Learn about the different parts of the brain and their functions. Explore the brain and its functions through our interactive brain model videos. Learn about the cerebellum, parietal lobe, frontal lobe, temporal lobe, occipital lobe and brain stem.

  • Cerebellum
    The cerebellum controls movement. Voluntary muscle movements, posture and balance are controlled by the cerebellum. The cerebellum also regulates fine motor movement, like the skills used for painting a picture.
  • Brain Stem
    The brain stem controls most involuntary bodily functions that are vital to human existence such as heart rate, breathing, hunger and body temperature. Other fields that the brain stem controls are sensory feelings (such as hot or cold), involuntary movements of muscles, coughing and swallowing, among others.
  • Occipital Lobe
    The occipital lobe is responsible for vision. The occipital lobe receives and translates visual stimuli into meaningful data for the brain. The right occipital lobe analyzes visual information for the left visual field, and the left occipital lobe analyzes visual information for the right visual field.
  • Parietal Lobe
    The parietal lobe combines sensory information with a person’s memory to give meaning to objects. The parietal lobe is also responsible for spatial relations. It allows people to understand where their body is compared to objects around the person.
  • Frontal Lobe
    The frontal lobe is responsible for higher cognitive functions, like decision making. It regulates problem solving, memory, language, impulse control and emotions. The frontal lobe is also the home of consciousness, the “little voice in your head.”
  • Temporal Lobe
    The temporal lobes are responsible for memory, speech, learning and sense of smell. The right temporal lobe manages the recognition of faces and other visual objects. The left temporal lobe helps with remembering and understanding language, which is part of verbal memory. The back of the temporal lobe allows humans to recognize others’ emotions.



GLIADEL Wafer (carmustine implant) is indicated in patients with newly diagnosed high-grade malignant glioma as an adjunct to surgery and radiation.

GLIADEL Wafer is also indicated in patients with recurrent glioblastoma multiforme as an adjunct to surgery.


You should not be given GLIADEL Wafer if you are allergic to carmustine or any of the components of GLIADEL Wafer.

If you are undergoing surgery for malignant glioma and implantation of GLIADEL Wafer, you should be monitored closely for known complications, including convulsions, infections, abnormal wound healing, and swelling of the brain.

If you are pregnant or are planning to become pregnant, you should understand that carmustine, the active component of GLIADEL Wafer, can cause harm to the fetus if given to a pregnant woman.

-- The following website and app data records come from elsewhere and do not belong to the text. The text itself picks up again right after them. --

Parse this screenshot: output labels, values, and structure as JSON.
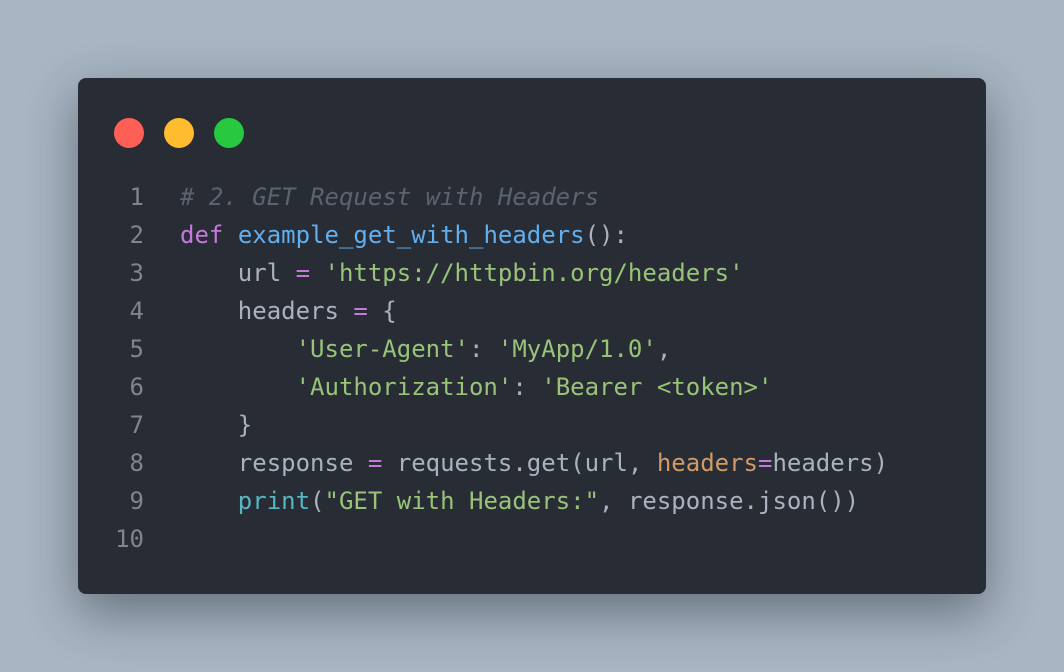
{
  "colors": {
    "background": "#a8b5c2",
    "editor_background": "#282c34",
    "window_close": "#ff5f57",
    "window_minimize": "#febc2e",
    "window_maximize": "#28c840",
    "line_number": "#7f848e",
    "comment": "#5c6370",
    "keyword": "#c678dd",
    "function": "#61afef",
    "text": "#abb2bf",
    "string": "#98c379",
    "builtin": "#56b6c2",
    "parameter": "#d19a66"
  },
  "window_controls": [
    "close",
    "minimize",
    "maximize"
  ],
  "code": {
    "lines": [
      {
        "number": "1",
        "tokens": [
          {
            "text": "# 2. GET Request with Headers",
            "kind": "comment"
          }
        ]
      },
      {
        "number": "2",
        "tokens": [
          {
            "text": "def",
            "kind": "keyword"
          },
          {
            "text": " ",
            "kind": "plain"
          },
          {
            "text": "example_get_with_headers",
            "kind": "func"
          },
          {
            "text": "():",
            "kind": "plain"
          }
        ]
      },
      {
        "number": "3",
        "tokens": [
          {
            "text": "    url ",
            "kind": "plain"
          },
          {
            "text": "=",
            "kind": "op"
          },
          {
            "text": " ",
            "kind": "plain"
          },
          {
            "text": "'https://httpbin.org/headers'",
            "kind": "string"
          }
        ]
      },
      {
        "number": "4",
        "tokens": [
          {
            "text": "    headers ",
            "kind": "plain"
          },
          {
            "text": "=",
            "kind": "op"
          },
          {
            "text": " {",
            "kind": "plain"
          }
        ]
      },
      {
        "number": "5",
        "tokens": [
          {
            "text": "        ",
            "kind": "plain"
          },
          {
            "text": "'User-Agent'",
            "kind": "string"
          },
          {
            "text": ": ",
            "kind": "plain"
          },
          {
            "text": "'MyApp/1.0'",
            "kind": "string"
          },
          {
            "text": ",",
            "kind": "plain"
          }
        ]
      },
      {
        "number": "6",
        "tokens": [
          {
            "text": "        ",
            "kind": "plain"
          },
          {
            "text": "'Authorization'",
            "kind": "string"
          },
          {
            "text": ": ",
            "kind": "plain"
          },
          {
            "text": "'Bearer <token>'",
            "kind": "string"
          }
        ]
      },
      {
        "number": "7",
        "tokens": [
          {
            "text": "    }",
            "kind": "plain"
          }
        ]
      },
      {
        "number": "8",
        "tokens": [
          {
            "text": "    response ",
            "kind": "plain"
          },
          {
            "text": "=",
            "kind": "op"
          },
          {
            "text": " requests.get(url, ",
            "kind": "plain"
          },
          {
            "text": "headers",
            "kind": "param"
          },
          {
            "text": "=",
            "kind": "op"
          },
          {
            "text": "headers)",
            "kind": "plain"
          }
        ]
      },
      {
        "number": "9",
        "tokens": [
          {
            "text": "    ",
            "kind": "plain"
          },
          {
            "text": "print",
            "kind": "builtin"
          },
          {
            "text": "(",
            "kind": "plain"
          },
          {
            "text": "\"GET with Headers:\"",
            "kind": "string"
          },
          {
            "text": ", response.json())",
            "kind": "plain"
          }
        ]
      },
      {
        "number": "10",
        "tokens": []
      }
    ]
  }
}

It is not known if either carmustine, or other components of GLIADEL Wafer are excreted in human milk. Many drugs are excreted in human milk and there is a risk for serious side effects from carmustine in nursing infants; therefore discontinuation of nursing is recommended if you will be receiving GLIADEL Wafer.

It is possible that if GLIADEL Wafers are not implanted properly, they could block the flow of cerebrospinal fluid and might cause abnormal accumulation of fluid in the brain (obstructive hydrocephalus).

The short-term and long-term safety of GLIADEL Wafer when given together with chemotherapy is not fully known.

Following surgery to remove a brain tumor and implantation of GLIADEL Wafer, the following side effects have been reported in clinical studies:

Seizures (convulsions): In clinical studies, seizures have occurred within days or several weeks following implantation of GLIADEL Wafer. Both new seizures and worsening of seizures have been reported.

Brain Swelling: Brain swelling has occurred in clinical studies. In some cases, brain swelling may require another surgery, and removal of GLIADEL Wafers or remnants of the wafers may be required.

Abnormal wound healing: In clinical studies, abnormal healing of the surgical wound has occurred following implantation of GLIADEL Wafer. These abnormalities included reopening of the surgical area, leaking of brain or spinal fluid, delays in healing, or other abnormalities in how the wound heals.

Brain Infections: In clinical studies, brain infections, including meningitis, have occurred following implantation of GLIADEL Wafer.


The most common adverse reactions in Newly-Diagnosed High Grade Malignant Glioma patients are cerebral edema, asthenia, nausea, vomiting, constipation, wound healing abnormalities and depression. The most common adverse reactions in Recurrent Glioblastoma Multiforme patients are urinary tract infection, wound healing abnormalities and fever.

Please read the full Prescribing Information and discuss it with your doctor or healthcare professional. You are encouraged to report negative side effects of prescription drugs to the FDA. Visit www.FDA.gov/medwatch or call 1-800-FDA-1088.